...as well as a story involving the change of Kid Flash's costume and another with Captain Cold and the Elongated Man!
This story was reprinted in the Greatest Golden Age Stories Ever Told hardcover of 1990, which featured a stunning cover by Jerry Ordway, and many Golden Age stories that were, well, just great, and featured a few other JSAers like Hawkman, Wildcat, Sandman, Green Lantern, Superman, Wonder Woman, Batman, Black Canary and the Spectre as well!
Sadly, only this Flash tale has been reprinted from this issue (the other features Flash foe, the Thinker, and hasn't been reprinted).
....the Deuces Wild story ended up in DC Super-Stars #5 (July, 1976, under a cover by Dick Giordano), redrawn by Rico Rival, and that sand story was kind of reprinted in Four-Star Spectacular #1 (March-April, 1976, under a cover by Ernie Chan)...as while the story was the same, it was redrawn by artist Edgar Bercasio from Broome's script.
No confusion with the next story, as All-Flash #30 (August-September, 1947) has one of its three stories reprinted, that of "Anything Can Happen" by John Broome and Lee Elias...
...with the Flash finding a murdered man dumped off a bridge, and this continuing to happen repeatedly with Jay arrested!
This tale found itself in Flash #216 (June, 1972) under a cover by Nick Cardy, where Barry Allen Flash faces his foe, Mr. Element!
This tale was reprinted in Flash #229 (September-October, 1974), under a cover by Nick Cardy, and along with the old Golden Age Flash story, features a new team-up of the Golden Age and Silver Age Flash (vs. Golden Age villains Rag Doll and the Thinker), as well as Silver Age Green Lantern, Kid Flash and Flash reprints, and a Golden Age Johnny Quick Flash reprint as well!
This tale was reprinted in the Flash: A Celebration of 75 Years of 2015, along with Jay, Barry and Wally West's first appearances, with a few other interesting tales as well, including Jay and Barry's first meeting, and the first Superman-Flash race!
This tale was reprinted in the first Flash Annual from Summer, 1963, with a cover by Carmine Infantino, and it also reprints the first appearances of Katmos, Mr. Element, Elongated Man, Gorilla Grodd and Kid Flash....and is so incredible, that DC reprinted the reprint in the Flash Annual Replica Edition in 2001!
The Fiddler story is reprinted in Flash #160 (April, 1966) under a cover by Carmine Infantino and Murphy Anderson, and is also known as 80 Page Giant #G-21, with a few other quick reprints as well. Sadly, the third All-Flash #32 story, featuring the Thinker, has not been reprinted as of yet.

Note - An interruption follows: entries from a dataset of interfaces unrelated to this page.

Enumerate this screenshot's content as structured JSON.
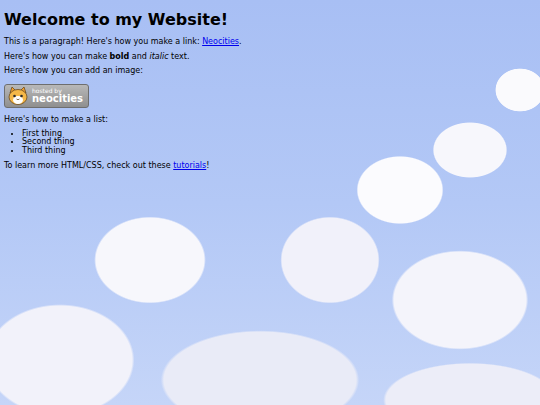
{
  "heading": "Welcome to my Website!",
  "intro": {
    "before": "This is a paragraph! Here's how you make a link: ",
    "link": "Neocities",
    "after": "."
  },
  "formatting": {
    "before": "Here's how you can make ",
    "bold": "bold",
    "middle": " and ",
    "italic": "italic",
    "after": " text."
  },
  "image_caption": "Here's how you can add an image:",
  "badge": {
    "line1": "hosted by",
    "line2": "neocities"
  },
  "list_caption": "Here's how to make a list:",
  "list": [
    "First thing",
    "Second thing",
    "Third thing"
  ],
  "outro": {
    "before": "To learn more HTML/CSS, check out these ",
    "link": "tutorials",
    "after": "!"
  }
}
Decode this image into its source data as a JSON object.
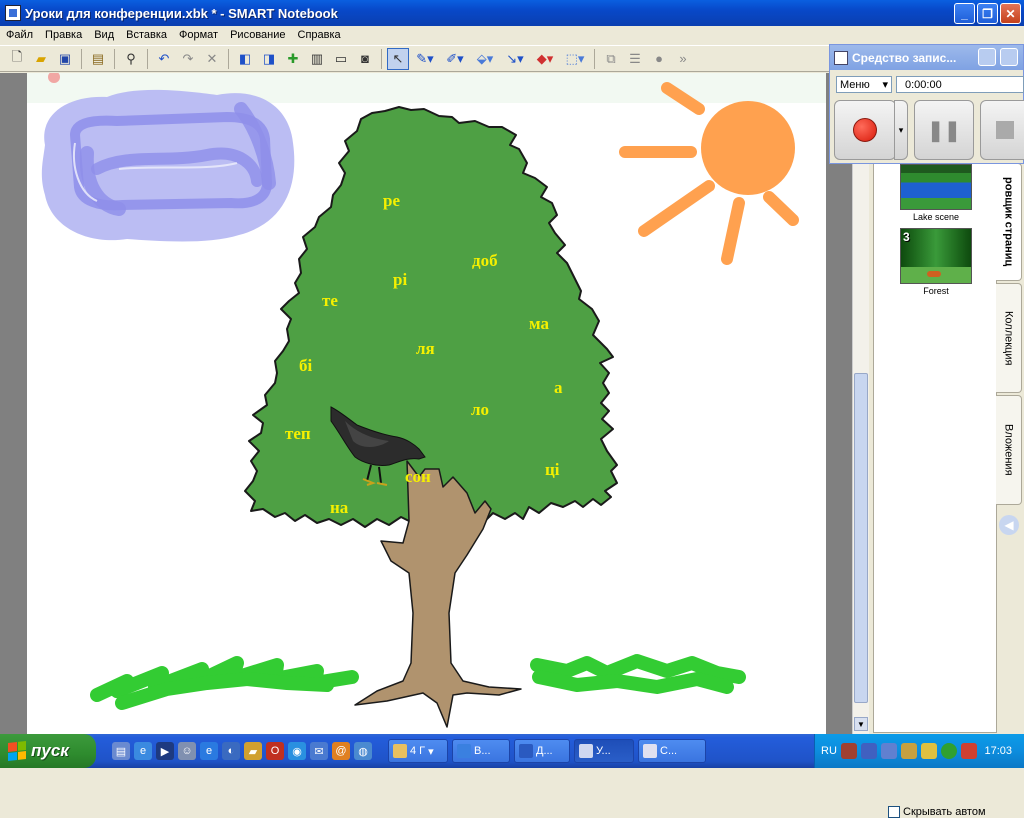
{
  "window": {
    "title": "Уроки для конференции.xbk * - SMART Notebook"
  },
  "menu": [
    "Файл",
    "Правка",
    "Вид",
    "Вставка",
    "Формат",
    "Рисование",
    "Справка"
  ],
  "canvas": {
    "syllables": [
      "ре",
      "рі",
      "доб",
      "те",
      "ма",
      "ля",
      "бі",
      "а",
      "ло",
      "теп",
      "ці",
      "сон",
      "на"
    ]
  },
  "recorder": {
    "title": "Средство запис...",
    "menu_label": "Меню",
    "time": "0:00:00"
  },
  "page_sorter": {
    "tab_label": "ровщик страниц",
    "pages": [
      {
        "number": "",
        "caption": "Lake scene"
      },
      {
        "number": "3",
        "caption": "Forest"
      }
    ],
    "autohide_label": "Скрывать автом"
  },
  "side_tabs": [
    "Коллекция",
    "Вложения"
  ],
  "taskbar": {
    "start_label": "пуск",
    "tasks": [
      "4 Г",
      "В...",
      "Д...",
      "У...",
      "С..."
    ],
    "lang": "RU",
    "clock": "17:03"
  },
  "colors": {
    "tree": "#4EA044",
    "trunk": "#B0936E",
    "sun": "#FFA14F",
    "cloud": "#B7B9F2",
    "grass": "#33CC33",
    "syllable_text": "#F5F000"
  }
}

This tale is reprinted in the Greatest Flash Stories Ever Told hardcover of 1991, and in the Greatest Flash Stories Ever Told soft cover of 1992, both having covers by Carmine Infantino (who would be better known for his art with Barry Allen Flash...
Flash also found his first 3 Comic Cavalcade stories reprinted in the Comic Cavalcade Archives #1 of 2005, which also Golden Age stories of Wonder Woman, Green Lantern, Wildcat, Sargon and more! Flash also found his solo tales from All-Star Comics #1 and #2 reprinted in the All-Star Archives #0 of 2006, and his story from the Big All-American Comic Book reprinted in the DC Comics Rarities Archive #1 of 2005. Would that we could get more Archives from DC!

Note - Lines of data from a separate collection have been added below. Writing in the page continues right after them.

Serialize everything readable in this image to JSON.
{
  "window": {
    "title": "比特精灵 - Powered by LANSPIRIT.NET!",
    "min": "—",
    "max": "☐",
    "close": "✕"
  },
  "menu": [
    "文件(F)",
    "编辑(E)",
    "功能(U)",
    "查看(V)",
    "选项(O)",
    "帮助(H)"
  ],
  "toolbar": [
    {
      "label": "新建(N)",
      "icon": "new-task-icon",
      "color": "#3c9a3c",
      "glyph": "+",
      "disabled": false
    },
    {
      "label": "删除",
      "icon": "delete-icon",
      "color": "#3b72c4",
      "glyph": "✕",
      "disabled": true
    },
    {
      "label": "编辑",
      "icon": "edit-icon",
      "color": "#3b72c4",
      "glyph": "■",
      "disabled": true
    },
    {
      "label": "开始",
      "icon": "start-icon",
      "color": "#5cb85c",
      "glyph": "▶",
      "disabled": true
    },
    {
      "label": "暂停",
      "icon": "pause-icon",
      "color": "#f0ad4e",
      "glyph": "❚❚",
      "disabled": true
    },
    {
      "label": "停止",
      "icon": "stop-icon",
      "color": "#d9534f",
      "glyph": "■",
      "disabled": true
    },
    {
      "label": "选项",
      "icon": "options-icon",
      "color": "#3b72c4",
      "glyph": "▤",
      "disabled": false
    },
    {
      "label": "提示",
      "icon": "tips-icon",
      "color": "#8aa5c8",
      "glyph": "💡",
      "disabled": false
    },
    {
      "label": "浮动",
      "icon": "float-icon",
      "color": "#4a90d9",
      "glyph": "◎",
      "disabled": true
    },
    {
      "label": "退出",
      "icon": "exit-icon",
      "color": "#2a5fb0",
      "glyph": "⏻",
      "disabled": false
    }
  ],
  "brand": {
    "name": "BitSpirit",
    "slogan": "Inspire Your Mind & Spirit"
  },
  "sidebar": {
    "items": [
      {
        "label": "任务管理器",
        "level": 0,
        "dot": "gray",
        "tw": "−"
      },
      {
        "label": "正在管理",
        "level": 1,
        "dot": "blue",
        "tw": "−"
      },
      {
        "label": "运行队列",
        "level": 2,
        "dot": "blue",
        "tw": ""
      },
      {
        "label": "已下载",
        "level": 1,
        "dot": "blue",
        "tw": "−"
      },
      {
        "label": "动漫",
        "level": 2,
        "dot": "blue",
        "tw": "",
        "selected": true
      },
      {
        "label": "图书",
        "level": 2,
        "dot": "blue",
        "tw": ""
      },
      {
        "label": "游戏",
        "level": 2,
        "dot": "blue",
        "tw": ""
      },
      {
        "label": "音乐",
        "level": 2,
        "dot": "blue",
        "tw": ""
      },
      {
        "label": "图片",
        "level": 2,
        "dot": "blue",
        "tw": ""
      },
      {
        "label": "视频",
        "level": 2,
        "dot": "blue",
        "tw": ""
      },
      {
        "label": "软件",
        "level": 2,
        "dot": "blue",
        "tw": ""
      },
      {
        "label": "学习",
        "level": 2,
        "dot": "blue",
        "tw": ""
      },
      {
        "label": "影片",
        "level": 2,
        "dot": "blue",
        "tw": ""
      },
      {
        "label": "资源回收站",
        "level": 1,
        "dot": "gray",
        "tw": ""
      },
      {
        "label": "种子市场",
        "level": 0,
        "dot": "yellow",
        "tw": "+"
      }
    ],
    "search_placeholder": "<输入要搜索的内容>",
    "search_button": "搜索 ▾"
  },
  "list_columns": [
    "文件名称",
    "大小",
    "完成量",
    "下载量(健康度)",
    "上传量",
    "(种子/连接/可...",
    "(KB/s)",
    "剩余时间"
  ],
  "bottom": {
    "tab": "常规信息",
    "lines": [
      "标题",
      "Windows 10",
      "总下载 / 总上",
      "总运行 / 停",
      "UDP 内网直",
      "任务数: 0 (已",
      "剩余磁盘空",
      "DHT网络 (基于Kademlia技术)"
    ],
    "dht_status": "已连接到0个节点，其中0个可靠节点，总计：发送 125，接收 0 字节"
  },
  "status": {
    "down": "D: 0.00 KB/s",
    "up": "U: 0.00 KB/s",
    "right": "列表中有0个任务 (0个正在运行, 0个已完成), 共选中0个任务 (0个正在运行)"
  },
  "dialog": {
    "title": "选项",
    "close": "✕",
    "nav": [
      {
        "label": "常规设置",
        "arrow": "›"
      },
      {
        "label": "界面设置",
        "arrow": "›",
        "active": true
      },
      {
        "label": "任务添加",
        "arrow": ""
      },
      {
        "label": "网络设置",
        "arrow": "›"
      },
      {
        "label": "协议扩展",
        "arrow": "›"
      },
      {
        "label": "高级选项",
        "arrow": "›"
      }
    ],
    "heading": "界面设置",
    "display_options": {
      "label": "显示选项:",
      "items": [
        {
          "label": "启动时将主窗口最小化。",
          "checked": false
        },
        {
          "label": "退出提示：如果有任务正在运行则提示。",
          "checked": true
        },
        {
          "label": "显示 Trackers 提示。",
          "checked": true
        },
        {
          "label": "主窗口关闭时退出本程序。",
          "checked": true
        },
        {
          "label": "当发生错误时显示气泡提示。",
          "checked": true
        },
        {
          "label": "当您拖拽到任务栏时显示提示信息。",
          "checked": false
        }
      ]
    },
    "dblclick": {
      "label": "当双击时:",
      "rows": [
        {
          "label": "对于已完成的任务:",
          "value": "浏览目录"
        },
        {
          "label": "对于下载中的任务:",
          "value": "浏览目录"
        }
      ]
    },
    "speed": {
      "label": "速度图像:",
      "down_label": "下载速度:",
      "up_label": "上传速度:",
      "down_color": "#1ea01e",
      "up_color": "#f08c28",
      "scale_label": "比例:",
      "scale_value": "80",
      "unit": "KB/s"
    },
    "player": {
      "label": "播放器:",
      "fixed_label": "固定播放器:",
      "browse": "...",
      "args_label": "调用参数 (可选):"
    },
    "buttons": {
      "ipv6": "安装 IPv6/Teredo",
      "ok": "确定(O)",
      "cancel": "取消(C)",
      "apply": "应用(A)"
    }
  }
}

The first Golden Age Flash Archive from 1999 featured the first 17 Flash Comics stories, covering Jay's first appearance until Flash Comics #17 (May, 1941), and the second Golden Age Flash Archive from 2006 covered Flash's stories from Flash Comics #18 to #24 from 1941, and All-Flash Quarterly #1 and #2 (Fall, 1941)!
Unpublished Golden Age Flash Tales

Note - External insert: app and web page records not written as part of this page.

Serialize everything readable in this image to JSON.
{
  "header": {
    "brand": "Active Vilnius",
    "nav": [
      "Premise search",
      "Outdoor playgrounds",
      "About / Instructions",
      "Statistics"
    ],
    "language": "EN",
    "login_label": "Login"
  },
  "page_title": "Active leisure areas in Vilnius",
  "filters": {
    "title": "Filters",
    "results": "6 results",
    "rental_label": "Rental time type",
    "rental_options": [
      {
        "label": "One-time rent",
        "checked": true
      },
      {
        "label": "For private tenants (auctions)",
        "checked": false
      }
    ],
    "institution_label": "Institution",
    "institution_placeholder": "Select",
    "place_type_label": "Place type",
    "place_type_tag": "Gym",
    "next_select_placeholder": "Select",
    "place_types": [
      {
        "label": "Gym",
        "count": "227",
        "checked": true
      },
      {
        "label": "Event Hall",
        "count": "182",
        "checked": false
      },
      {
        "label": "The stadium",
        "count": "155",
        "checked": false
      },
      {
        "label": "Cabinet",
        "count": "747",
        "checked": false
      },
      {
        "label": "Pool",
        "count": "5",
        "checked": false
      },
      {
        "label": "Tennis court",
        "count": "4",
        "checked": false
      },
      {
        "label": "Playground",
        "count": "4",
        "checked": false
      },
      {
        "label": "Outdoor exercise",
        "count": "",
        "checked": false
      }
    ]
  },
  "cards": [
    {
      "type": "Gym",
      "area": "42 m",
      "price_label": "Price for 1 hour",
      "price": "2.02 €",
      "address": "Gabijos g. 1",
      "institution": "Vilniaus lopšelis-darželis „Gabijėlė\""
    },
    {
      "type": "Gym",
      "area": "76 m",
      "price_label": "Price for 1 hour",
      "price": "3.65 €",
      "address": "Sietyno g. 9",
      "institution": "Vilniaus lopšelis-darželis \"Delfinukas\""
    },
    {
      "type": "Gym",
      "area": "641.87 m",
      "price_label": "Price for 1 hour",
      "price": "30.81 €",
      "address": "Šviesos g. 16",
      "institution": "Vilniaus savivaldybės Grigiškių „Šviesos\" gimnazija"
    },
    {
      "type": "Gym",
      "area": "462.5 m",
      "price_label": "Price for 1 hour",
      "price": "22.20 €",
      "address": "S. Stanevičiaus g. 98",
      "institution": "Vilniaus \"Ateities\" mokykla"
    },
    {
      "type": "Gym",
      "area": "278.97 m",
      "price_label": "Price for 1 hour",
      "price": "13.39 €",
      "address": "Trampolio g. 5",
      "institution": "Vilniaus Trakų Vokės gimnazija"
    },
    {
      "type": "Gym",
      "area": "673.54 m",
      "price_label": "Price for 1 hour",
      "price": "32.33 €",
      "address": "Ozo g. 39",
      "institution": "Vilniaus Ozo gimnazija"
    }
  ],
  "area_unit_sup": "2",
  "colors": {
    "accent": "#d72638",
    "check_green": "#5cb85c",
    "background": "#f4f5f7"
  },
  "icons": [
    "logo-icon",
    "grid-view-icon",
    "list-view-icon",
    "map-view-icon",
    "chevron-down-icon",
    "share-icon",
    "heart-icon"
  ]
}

The first is called "Journey Into Danger" by Robert Kanigher and Carmine Infantino, and was printed in Flash #205 (April-May, 1971, under a Dick Giordano cover) where Flash deals with other things that were suddenly sped up, and the man who wanted to take advantage of that!
There's also some Barry Allen, Wally West and Johnny Quick reprints in the issue as well...but the oldest story in the book was also the only one previous unseen!
on those women here!).
So, it might take the skills of a police scientist...
...but you can go back and find Golden Age Flash adventures!